-- Material for this task follows --

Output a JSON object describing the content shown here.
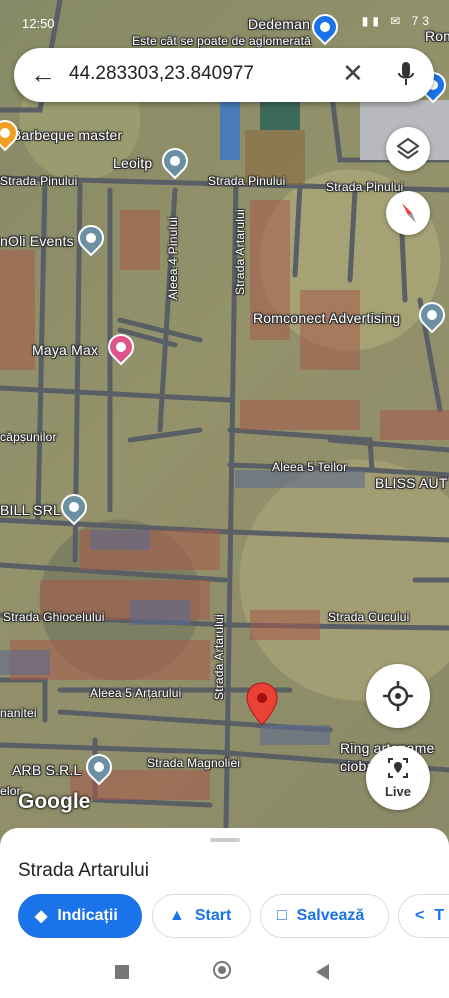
{
  "status_bar": {
    "time": "12:50",
    "icons": "▮▮ ✉ 73"
  },
  "search": {
    "query": "44.283303,23.840977"
  },
  "map": {
    "top_banner": "Este cât se poate de aglomerată",
    "pois": {
      "dedeman": "Dedeman",
      "rom": "Rom",
      "barbeque": "Barbeque master",
      "leoitp": "Leoitp",
      "events": "nOli Events",
      "romconect": "Romconect Advertising",
      "mayamax": "Maya Max",
      "bliss": "BLISS AUT",
      "bill": "BILL SRL",
      "ring": "Ring artoname",
      "ring2": "ciobal",
      "arb": "ARB S.R.L"
    },
    "streets": {
      "pinului_left": "Strada Pinului",
      "pinului_mid": "Strada Pinului",
      "pinului_right": "Strada Pinului",
      "aleea4": "Aleea 4 Pinului",
      "artarului_top": "Strada Artarului",
      "capsunilor": "căpșunilor",
      "aleea5teilor": "Aleea 5 Teilor",
      "ghiocelului": "Strada Ghiocelului",
      "cucului": "Strada Cucului",
      "artarului_bottom": "Strada Artarului",
      "aleea5artarului": "Aleea 5 Arțarului",
      "magnoliei": "Strada Magnoliei",
      "manitei": "nanitei",
      "elor": "elor"
    },
    "google_logo": "Google",
    "live_label": "Live"
  },
  "sheet": {
    "place_title": "Strada Artarului",
    "buttons": {
      "directions": "Indicații",
      "start": "Start",
      "save": "Salvează",
      "share": "T"
    }
  },
  "colors": {
    "accent": "#1a73e8",
    "pin_red": "#ea4335",
    "poi_gray": "#6b8fa3",
    "poi_pink": "#e0528a"
  }
}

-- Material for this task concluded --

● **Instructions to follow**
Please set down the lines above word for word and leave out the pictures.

● **Your response**
Output a JSON object describing the content shown here.
{
  "status_bar": {
    "time": "12:50",
    "icons": "▮▮ ✉ 73"
  },
  "search": {
    "query": "44.283303,23.840977"
  },
  "map": {
    "top_banner": "Este cât se poate de aglomerată",
    "pois": {
      "dedeman": "Dedeman",
      "rom": "Rom",
      "barbeque": "Barbeque master",
      "leoitp": "Leoitp",
      "events": "nOli Events",
      "romconect": "Romconect Advertising",
      "mayamax": "Maya Max",
      "bliss": "BLISS AUT",
      "bill": "BILL SRL",
      "ring": "Ring artoname",
      "ring2": "ciobal",
      "arb": "ARB S.R.L"
    },
    "streets": {
      "pinului_left": "Strada Pinului",
      "pinului_mid": "Strada Pinului",
      "pinului_right": "Strada Pinului",
      "aleea4": "Aleea 4 Pinului",
      "artarului_top": "Strada Artarului",
      "capsunilor": "căpșunilor",
      "aleea5teilor": "Aleea 5 Teilor",
      "ghiocelului": "Strada Ghiocelului",
      "cucului": "Strada Cucului",
      "artarului_bottom": "Strada Artarului",
      "aleea5artarului": "Aleea 5 Arțarului",
      "magnoliei": "Strada Magnoliei",
      "manitei": "nanitei",
      "elor": "elor"
    },
    "google_logo": "Google",
    "live_label": "Live"
  },
  "sheet": {
    "place_title": "Strada Artarului",
    "buttons": {
      "directions": "Indicații",
      "start": "Start",
      "save": "Salvează",
      "share": "T"
    }
  },
  "colors": {
    "accent": "#1a73e8",
    "pin_red": "#ea4335",
    "poi_gray": "#6b8fa3",
    "poi_pink": "#e0528a"
  }
}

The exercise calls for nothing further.